START GIVEN DATA
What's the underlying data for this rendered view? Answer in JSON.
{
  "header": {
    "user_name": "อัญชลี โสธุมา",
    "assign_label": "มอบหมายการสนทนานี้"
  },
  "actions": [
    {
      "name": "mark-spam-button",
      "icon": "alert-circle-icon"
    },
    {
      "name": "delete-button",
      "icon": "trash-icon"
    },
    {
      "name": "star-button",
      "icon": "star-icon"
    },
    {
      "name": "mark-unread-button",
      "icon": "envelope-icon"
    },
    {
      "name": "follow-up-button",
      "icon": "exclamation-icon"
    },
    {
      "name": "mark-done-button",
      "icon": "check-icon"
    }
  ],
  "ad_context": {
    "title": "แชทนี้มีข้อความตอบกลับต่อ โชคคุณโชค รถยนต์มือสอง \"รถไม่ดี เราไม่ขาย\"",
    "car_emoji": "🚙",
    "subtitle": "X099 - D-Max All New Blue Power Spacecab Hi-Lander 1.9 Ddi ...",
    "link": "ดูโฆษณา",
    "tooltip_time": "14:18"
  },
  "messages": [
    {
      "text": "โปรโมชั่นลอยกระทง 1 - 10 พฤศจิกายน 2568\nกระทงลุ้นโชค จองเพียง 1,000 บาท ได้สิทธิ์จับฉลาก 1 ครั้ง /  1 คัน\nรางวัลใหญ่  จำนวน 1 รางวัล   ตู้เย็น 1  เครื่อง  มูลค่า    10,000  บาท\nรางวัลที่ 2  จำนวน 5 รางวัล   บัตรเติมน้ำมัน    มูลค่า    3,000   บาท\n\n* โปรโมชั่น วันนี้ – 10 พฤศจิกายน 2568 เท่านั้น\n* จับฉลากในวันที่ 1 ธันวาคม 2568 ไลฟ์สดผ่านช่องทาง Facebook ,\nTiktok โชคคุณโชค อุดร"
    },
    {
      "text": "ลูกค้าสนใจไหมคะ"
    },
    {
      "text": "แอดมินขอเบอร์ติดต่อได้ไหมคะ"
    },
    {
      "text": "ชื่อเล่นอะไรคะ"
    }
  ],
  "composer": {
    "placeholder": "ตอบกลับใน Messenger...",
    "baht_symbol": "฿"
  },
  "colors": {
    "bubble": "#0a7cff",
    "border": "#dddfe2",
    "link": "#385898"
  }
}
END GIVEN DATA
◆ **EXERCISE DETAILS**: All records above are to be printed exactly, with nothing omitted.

◆ **YOUR RESPONSE**:
What's the underlying data for this rendered view? Answer in JSON.
{
  "header": {
    "user_name": "อัญชลี โสธุมา",
    "assign_label": "มอบหมายการสนทนานี้"
  },
  "actions": [
    {
      "name": "mark-spam-button",
      "icon": "alert-circle-icon"
    },
    {
      "name": "delete-button",
      "icon": "trash-icon"
    },
    {
      "name": "star-button",
      "icon": "star-icon"
    },
    {
      "name": "mark-unread-button",
      "icon": "envelope-icon"
    },
    {
      "name": "follow-up-button",
      "icon": "exclamation-icon"
    },
    {
      "name": "mark-done-button",
      "icon": "check-icon"
    }
  ],
  "ad_context": {
    "title": "แชทนี้มีข้อความตอบกลับต่อ โชคคุณโชค รถยนต์มือสอง \"รถไม่ดี เราไม่ขาย\"",
    "car_emoji": "🚙",
    "subtitle": "X099 - D-Max All New Blue Power Spacecab Hi-Lander 1.9 Ddi ...",
    "link": "ดูโฆษณา",
    "tooltip_time": "14:18"
  },
  "messages": [
    {
      "text": "โปรโมชั่นลอยกระทง 1 - 10 พฤศจิกายน 2568\nกระทงลุ้นโชค จองเพียง 1,000 บาท ได้สิทธิ์จับฉลาก 1 ครั้ง /  1 คัน\nรางวัลใหญ่  จำนวน 1 รางวัล   ตู้เย็น 1  เครื่อง  มูลค่า    10,000  บาท\nรางวัลที่ 2  จำนวน 5 รางวัล   บัตรเติมน้ำมัน    มูลค่า    3,000   บาท\n\n* โปรโมชั่น วันนี้ – 10 พฤศจิกายน 2568 เท่านั้น\n* จับฉลากในวันที่ 1 ธันวาคม 2568 ไลฟ์สดผ่านช่องทาง Facebook ,\nTiktok โชคคุณโชค อุดร"
    },
    {
      "text": "ลูกค้าสนใจไหมคะ"
    },
    {
      "text": "แอดมินขอเบอร์ติดต่อได้ไหมคะ"
    },
    {
      "text": "ชื่อเล่นอะไรคะ"
    }
  ],
  "composer": {
    "placeholder": "ตอบกลับใน Messenger...",
    "baht_symbol": "฿"
  },
  "colors": {
    "bubble": "#0a7cff",
    "border": "#dddfe2",
    "link": "#385898"
  }
}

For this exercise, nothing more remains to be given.